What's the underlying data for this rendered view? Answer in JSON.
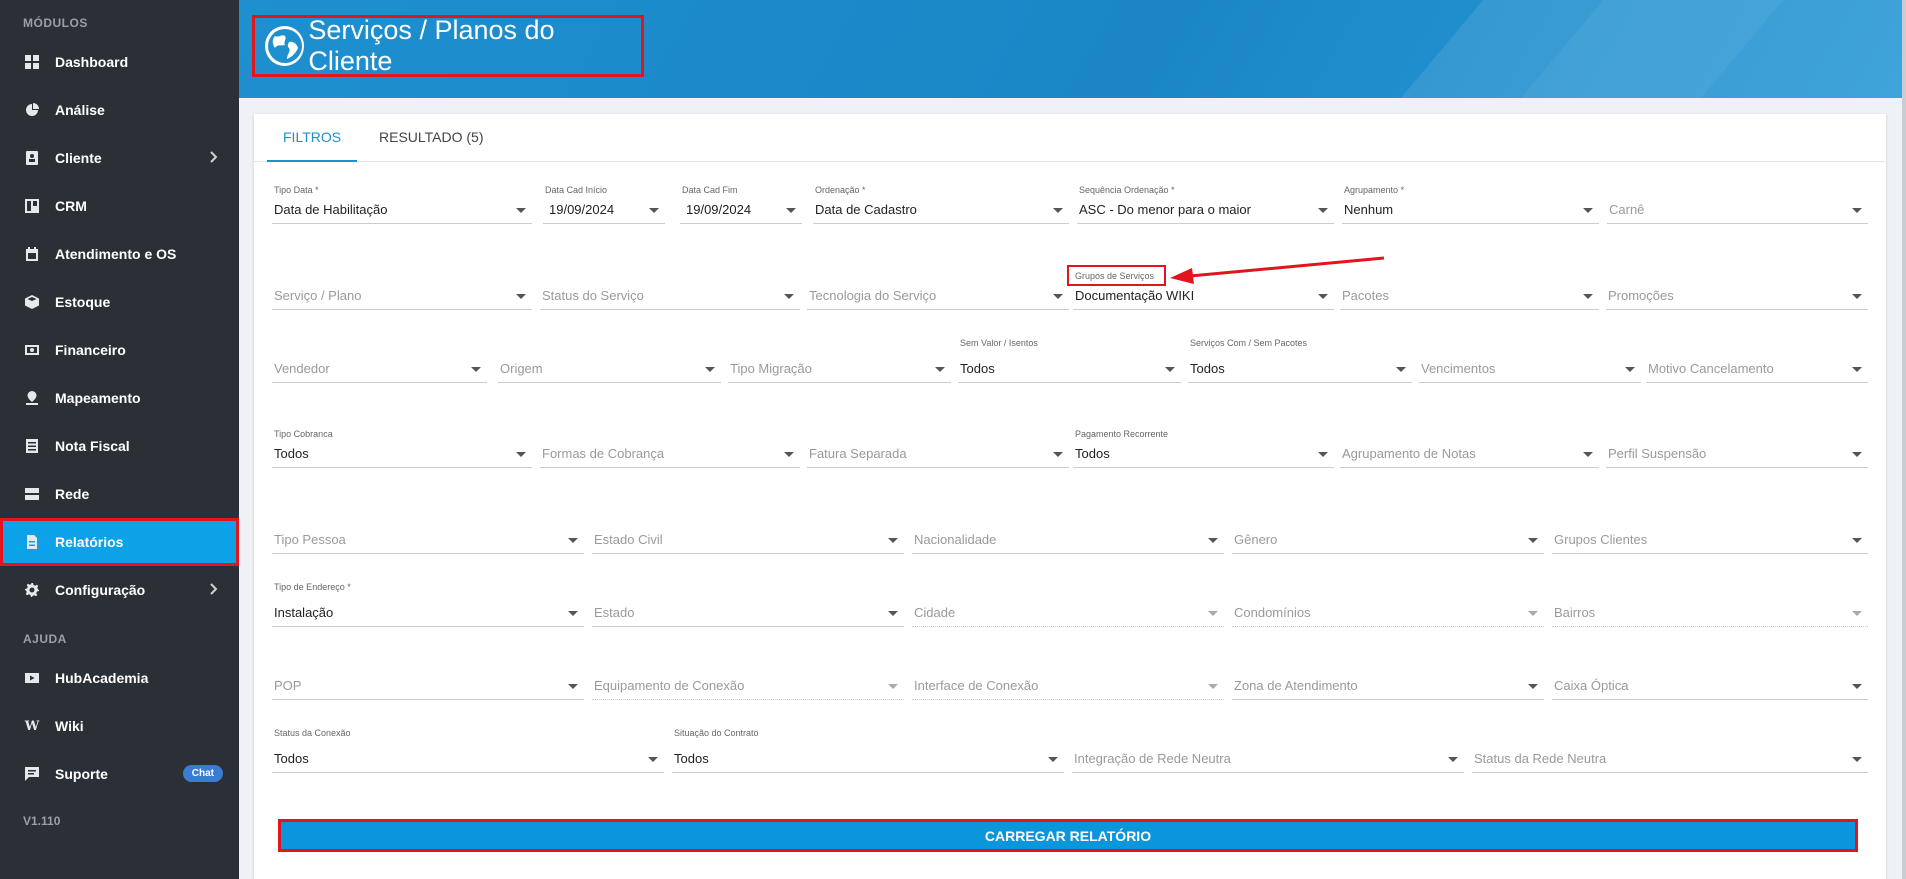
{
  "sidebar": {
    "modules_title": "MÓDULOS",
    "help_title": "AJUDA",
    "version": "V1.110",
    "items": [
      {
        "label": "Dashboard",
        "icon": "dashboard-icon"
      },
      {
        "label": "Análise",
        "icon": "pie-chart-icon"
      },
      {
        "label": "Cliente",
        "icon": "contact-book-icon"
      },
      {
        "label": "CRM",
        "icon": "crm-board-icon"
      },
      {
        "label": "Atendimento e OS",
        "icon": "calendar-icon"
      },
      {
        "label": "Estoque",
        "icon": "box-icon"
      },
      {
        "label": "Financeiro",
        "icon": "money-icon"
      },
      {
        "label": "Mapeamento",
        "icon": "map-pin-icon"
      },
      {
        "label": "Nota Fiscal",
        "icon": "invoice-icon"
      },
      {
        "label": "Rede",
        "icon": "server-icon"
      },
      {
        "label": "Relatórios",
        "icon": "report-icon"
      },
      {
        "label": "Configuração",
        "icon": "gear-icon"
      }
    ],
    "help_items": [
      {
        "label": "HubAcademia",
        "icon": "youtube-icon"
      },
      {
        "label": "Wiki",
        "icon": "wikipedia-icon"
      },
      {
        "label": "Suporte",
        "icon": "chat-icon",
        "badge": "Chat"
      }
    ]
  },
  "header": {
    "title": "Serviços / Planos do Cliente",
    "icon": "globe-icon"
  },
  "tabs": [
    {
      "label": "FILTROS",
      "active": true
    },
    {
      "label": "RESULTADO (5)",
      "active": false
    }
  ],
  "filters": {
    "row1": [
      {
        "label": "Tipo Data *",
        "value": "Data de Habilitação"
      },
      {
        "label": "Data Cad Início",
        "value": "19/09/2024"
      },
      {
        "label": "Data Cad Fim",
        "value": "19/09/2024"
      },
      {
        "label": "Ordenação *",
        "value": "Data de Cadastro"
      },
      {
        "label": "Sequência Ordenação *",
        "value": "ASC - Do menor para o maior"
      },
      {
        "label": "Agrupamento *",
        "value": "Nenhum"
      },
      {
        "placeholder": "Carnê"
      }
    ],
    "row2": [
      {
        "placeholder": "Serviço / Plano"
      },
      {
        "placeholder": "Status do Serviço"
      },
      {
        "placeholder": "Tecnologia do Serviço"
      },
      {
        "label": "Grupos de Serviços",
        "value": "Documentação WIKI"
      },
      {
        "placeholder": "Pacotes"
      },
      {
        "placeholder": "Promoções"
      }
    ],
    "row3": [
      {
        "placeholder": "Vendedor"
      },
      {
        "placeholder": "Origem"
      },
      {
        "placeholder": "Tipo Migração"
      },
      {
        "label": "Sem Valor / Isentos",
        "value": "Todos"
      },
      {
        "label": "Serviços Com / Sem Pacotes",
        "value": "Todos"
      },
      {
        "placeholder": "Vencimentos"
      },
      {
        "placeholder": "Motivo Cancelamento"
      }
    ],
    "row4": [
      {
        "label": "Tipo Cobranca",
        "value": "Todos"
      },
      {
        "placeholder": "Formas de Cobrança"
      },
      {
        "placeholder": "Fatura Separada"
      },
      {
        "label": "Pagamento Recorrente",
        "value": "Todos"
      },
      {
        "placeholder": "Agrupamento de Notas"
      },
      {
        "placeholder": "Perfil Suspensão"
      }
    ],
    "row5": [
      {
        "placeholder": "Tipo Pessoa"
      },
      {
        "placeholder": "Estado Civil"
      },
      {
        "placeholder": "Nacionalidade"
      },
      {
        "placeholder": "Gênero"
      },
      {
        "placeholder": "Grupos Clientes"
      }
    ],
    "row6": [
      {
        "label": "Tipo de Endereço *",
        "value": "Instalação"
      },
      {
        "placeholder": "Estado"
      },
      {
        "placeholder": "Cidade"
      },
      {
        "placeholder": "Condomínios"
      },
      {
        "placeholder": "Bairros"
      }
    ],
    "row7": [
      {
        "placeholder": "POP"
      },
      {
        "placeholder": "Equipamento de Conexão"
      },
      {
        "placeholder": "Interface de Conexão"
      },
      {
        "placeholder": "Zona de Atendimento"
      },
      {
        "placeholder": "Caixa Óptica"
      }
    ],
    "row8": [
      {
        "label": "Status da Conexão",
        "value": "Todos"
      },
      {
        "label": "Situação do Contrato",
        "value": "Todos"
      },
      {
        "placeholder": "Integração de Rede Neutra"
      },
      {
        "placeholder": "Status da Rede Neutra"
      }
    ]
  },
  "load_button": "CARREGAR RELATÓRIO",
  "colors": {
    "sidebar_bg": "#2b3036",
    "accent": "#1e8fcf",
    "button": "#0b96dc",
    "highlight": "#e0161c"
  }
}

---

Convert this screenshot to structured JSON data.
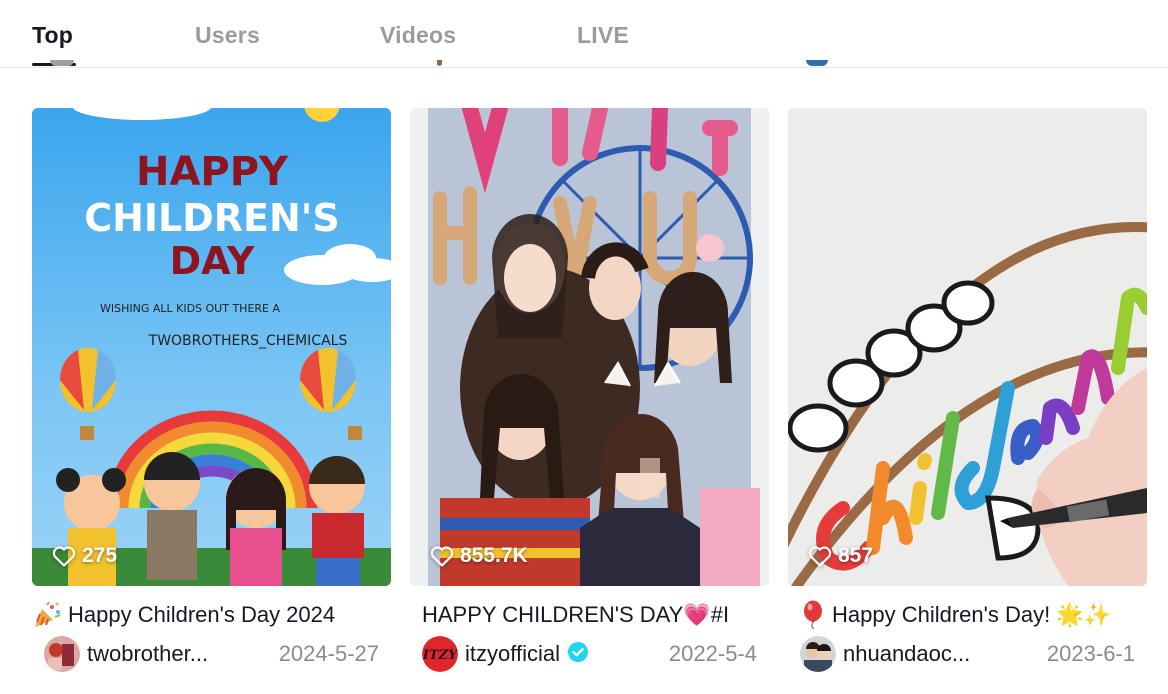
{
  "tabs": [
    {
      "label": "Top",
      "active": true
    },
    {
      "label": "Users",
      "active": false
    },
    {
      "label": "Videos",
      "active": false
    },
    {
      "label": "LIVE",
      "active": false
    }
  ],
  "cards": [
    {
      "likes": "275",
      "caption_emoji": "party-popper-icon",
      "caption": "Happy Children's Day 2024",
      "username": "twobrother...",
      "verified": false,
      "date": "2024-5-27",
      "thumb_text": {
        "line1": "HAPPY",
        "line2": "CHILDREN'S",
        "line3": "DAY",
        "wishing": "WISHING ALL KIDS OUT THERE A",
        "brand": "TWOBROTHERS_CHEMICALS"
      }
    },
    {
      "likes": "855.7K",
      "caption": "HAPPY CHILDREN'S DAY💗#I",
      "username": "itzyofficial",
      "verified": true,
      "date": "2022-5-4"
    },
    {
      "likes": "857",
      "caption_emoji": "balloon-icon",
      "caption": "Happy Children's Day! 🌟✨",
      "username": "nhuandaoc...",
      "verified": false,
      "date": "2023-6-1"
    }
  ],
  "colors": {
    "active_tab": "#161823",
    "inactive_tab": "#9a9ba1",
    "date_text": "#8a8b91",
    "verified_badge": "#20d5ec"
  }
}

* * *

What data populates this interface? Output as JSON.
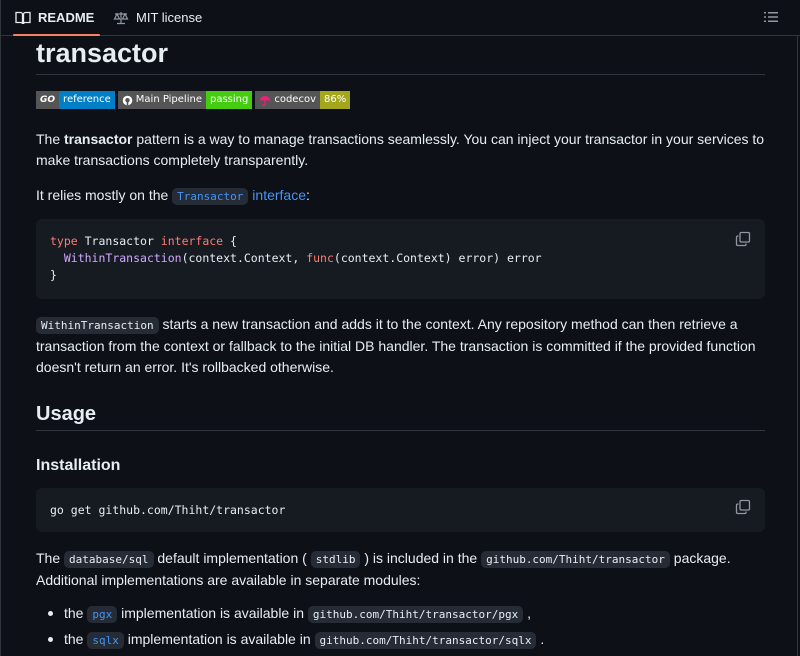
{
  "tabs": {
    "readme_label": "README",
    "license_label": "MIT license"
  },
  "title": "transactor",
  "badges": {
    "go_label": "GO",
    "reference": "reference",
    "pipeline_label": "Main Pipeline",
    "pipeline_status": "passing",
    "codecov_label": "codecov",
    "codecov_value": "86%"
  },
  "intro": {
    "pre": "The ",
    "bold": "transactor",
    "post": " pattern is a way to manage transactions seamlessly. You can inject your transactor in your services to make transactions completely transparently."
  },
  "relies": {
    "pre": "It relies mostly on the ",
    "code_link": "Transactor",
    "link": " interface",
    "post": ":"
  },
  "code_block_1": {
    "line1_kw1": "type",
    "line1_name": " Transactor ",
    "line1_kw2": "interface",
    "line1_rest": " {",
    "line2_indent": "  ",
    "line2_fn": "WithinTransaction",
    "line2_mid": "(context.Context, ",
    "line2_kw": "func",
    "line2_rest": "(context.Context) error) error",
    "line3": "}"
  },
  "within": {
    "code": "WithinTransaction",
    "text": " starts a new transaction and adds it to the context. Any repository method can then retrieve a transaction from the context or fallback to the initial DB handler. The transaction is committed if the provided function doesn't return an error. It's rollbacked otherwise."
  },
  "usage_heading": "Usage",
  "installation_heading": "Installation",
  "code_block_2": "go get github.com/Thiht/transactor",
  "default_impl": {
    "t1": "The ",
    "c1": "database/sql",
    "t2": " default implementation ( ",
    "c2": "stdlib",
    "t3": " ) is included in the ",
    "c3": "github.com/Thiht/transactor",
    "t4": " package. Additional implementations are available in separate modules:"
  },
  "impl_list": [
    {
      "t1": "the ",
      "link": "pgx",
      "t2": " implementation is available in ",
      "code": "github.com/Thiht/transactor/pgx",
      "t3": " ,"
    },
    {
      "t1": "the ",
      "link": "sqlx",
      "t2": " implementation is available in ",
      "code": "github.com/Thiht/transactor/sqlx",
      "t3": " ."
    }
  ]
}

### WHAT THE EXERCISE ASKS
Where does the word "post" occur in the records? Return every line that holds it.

### PROBLEM SOLUTION
    "post": " pattern is a way to manage transactions seamlessly. You can inject your transactor in your services to make transactions completely transparently."
    "post": ":"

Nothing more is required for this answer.